Task: For the entries below, how many lines include the word "quyết"? Give the figure and nothing more.
=== Section Start ===
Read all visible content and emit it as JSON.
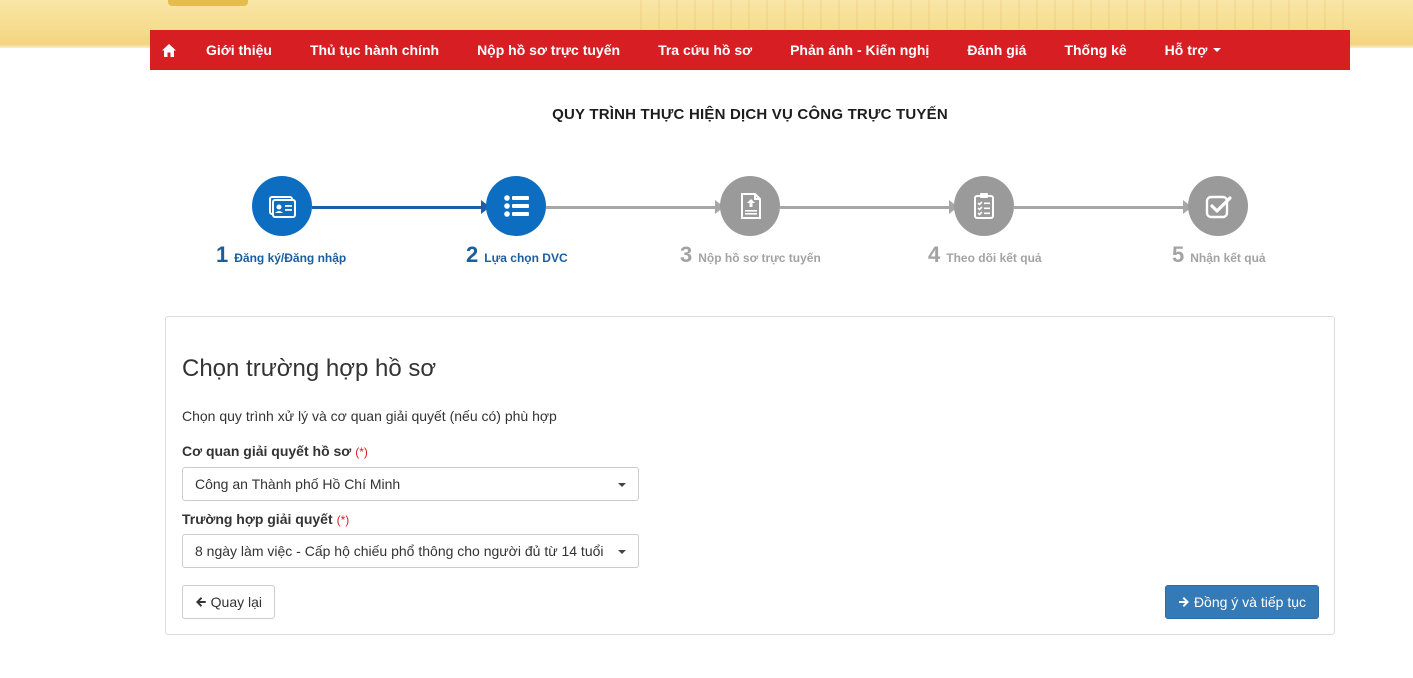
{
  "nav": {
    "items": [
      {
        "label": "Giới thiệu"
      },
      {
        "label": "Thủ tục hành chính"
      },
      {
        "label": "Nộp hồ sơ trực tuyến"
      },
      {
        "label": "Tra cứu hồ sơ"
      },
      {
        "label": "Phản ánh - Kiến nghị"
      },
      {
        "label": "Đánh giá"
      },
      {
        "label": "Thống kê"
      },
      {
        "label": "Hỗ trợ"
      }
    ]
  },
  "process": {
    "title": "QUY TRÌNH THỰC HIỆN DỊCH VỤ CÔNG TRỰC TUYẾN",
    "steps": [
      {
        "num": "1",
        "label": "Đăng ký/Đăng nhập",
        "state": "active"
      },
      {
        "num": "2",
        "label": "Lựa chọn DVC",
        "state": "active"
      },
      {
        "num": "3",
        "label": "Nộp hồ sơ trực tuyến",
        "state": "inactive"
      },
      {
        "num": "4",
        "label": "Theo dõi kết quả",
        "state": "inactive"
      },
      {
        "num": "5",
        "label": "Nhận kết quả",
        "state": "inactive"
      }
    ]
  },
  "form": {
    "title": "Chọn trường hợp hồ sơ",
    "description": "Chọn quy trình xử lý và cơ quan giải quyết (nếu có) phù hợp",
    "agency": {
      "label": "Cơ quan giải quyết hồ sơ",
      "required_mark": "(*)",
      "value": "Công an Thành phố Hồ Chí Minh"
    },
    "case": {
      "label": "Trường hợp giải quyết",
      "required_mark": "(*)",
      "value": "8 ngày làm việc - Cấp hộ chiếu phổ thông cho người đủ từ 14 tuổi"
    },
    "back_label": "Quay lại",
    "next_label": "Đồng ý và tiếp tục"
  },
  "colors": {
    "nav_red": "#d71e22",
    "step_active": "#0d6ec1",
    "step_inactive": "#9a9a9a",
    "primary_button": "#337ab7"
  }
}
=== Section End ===
Result of this task: 3